Relying on GPS has become second nature to most yachtsmen. I’ve met circumnavigators who do not even carry a sextant aboard. ‘You don’t need one,’ they say. What about when your power fails? ‘I’ll carry a hand-held spare’. What about when the batteries go flat? The forepeak will be stacked with AAs, they say.

And on Ebay you can buy GPS’s for under £30, so you could have two, three, four or more as back up.

Yet still I would feel that I’d shot an albatross and hung it round my neck for luck if ever I set off on an ocean passage without a sextant. A pal of mine said he’d done no astro before setting off on an OSTAR. ‘Once I got clear of the Western Approaches I picked up the book and taught myself how to do it,’ he told me. The book was Mary Blewitt’s classic on the art.

It must be this enduring fear of electrical failure – or at least of tempting the Gods by not having a sextant on board which sees a market for astro-learning still. This week a new book landed on my desk: Astronavigation from Square One by Alan Murray.

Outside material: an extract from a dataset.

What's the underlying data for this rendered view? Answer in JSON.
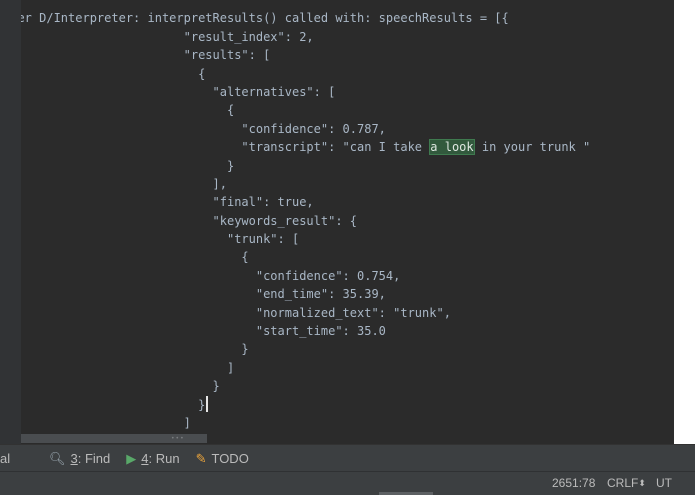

At least this will be an art of the ancients which will not be lost and forgotten – yet.